For the past several years, the popular “sunshine vitamin” or vitamin D has grabbed headlines for numerous reasons. Foremost is the fact that an estimated three-quarters of all American teens and adults are deficient in vitamin D, a sobering fact considering the deficiency is linked to countless chronic illnesses and life-threatening diseases. There has also been much debate among health professionals about the minimum daily dosage of vitamin D required with some physicians recommending as much as 5,000 – 10,000 IUs per day. Finally, increased interest in the enormous health benefits ascribed to vitamin D has led to more research about how it works and metabolizes in the body, particularly in recent studies suggesting that vitamin D3 is more effective than D2.
You may have never given much thought to the “2” or “3” attached to vitamin D, but they are important because they refer to two inactive precursors. (If you need a quick Biology refresher course, precursors are a substance, cell or chemical component from which another substance, cell or chemical component if formed) In the case of D3, which is known as cholecalciferol, and D2, which is known as ergocalciferol, both are transformed in the liver and kidneys into hydroxyvitamin D, a non-active storage form, and dihydroxyvitamin D, an active form that is controlled by the body. Recent studies have concluded that vitamin D3 is more effective and potent than D2, possibly because of the way the two different forms are metabolized in the body.
One such study reported in the Journal of Clinical Endocrinology & Metabolism and conducted by Robert Heaney, MD, from Creighton University in Nebraska, concluded that vitamin D3 was 87% more potent than D2. Additional studies published in the American Journal of Clinical Nutrition echoed the results of earlier research that D3 is more effective than D2, indicating that vitamin D3 is more effective at raising serum 25 concentrations than vitamin D2. Simply put, researchers determined the difference between the two vitamin D forms is attributed to the way each form is metabolized in the body.

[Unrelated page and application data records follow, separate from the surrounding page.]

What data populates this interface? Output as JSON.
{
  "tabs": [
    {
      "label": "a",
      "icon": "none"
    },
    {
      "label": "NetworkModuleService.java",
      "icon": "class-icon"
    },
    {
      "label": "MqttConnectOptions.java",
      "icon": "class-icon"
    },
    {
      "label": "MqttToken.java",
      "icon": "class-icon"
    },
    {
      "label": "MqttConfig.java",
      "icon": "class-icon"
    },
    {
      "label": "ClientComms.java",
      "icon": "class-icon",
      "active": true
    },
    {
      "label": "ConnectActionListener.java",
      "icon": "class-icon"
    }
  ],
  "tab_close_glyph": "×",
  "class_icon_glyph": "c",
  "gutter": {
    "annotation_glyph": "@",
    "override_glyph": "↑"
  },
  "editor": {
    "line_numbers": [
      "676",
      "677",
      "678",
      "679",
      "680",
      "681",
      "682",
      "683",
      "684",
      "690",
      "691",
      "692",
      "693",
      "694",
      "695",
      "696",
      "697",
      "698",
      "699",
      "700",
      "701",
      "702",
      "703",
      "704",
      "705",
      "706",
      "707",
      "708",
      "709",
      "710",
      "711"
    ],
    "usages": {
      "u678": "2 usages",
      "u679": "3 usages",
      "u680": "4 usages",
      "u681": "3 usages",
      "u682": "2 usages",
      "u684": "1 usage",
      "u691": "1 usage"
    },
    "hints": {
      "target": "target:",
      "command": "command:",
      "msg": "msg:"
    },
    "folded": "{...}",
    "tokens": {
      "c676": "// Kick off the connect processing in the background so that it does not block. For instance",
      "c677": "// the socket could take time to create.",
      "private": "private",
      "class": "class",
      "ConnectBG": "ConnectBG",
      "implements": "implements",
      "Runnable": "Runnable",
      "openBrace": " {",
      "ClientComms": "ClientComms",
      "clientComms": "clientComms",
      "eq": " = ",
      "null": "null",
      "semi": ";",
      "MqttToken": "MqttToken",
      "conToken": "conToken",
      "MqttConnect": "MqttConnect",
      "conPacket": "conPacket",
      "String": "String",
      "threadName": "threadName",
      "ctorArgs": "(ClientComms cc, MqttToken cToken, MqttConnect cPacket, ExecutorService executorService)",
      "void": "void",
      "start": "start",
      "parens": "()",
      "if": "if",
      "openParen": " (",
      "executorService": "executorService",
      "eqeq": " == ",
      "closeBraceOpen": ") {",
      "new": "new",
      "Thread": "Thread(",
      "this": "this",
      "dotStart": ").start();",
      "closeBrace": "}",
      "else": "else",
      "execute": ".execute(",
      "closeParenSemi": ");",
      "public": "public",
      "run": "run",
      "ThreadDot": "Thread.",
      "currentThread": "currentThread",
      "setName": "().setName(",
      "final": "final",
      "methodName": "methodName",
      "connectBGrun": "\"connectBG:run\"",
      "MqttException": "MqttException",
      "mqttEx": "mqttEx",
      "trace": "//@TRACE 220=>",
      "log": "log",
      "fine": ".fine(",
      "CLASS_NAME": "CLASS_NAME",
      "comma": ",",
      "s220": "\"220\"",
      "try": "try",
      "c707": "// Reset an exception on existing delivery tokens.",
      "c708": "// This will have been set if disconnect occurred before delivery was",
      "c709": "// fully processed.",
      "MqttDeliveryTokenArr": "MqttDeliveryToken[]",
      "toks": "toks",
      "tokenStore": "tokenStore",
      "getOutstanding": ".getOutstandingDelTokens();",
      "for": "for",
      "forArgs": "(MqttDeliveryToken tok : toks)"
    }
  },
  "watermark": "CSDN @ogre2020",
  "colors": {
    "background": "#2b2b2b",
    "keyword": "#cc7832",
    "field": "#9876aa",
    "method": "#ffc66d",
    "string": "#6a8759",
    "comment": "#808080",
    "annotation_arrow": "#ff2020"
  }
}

Why should you care about if you are getting enough vitamin D and if you are taking the proper form if you are choosing to supplement? Mainly because most of us do not manufacture enough vitamin D on our own. Some experts blame the increased usage of sunscreen, long sleeves, hats and other precautions to prevent skin cancer as a huge culprit, since applying sunscreen slashes the skin’s ability to produce vitamin D to almost nothing. Winter months exacerbate the problem when some northern countries receive so little sunlight that people are unable to manufacture any vitamin D at all. Add to the fact that many of us spend many hours indoors at office jobs and it’s easy to see why many experts feel that eating vitamin D fortified foods and dietary supplements are the best ways to make sure we’re getting enough vitamin D.
Source: American Journal of Clinical Nutrition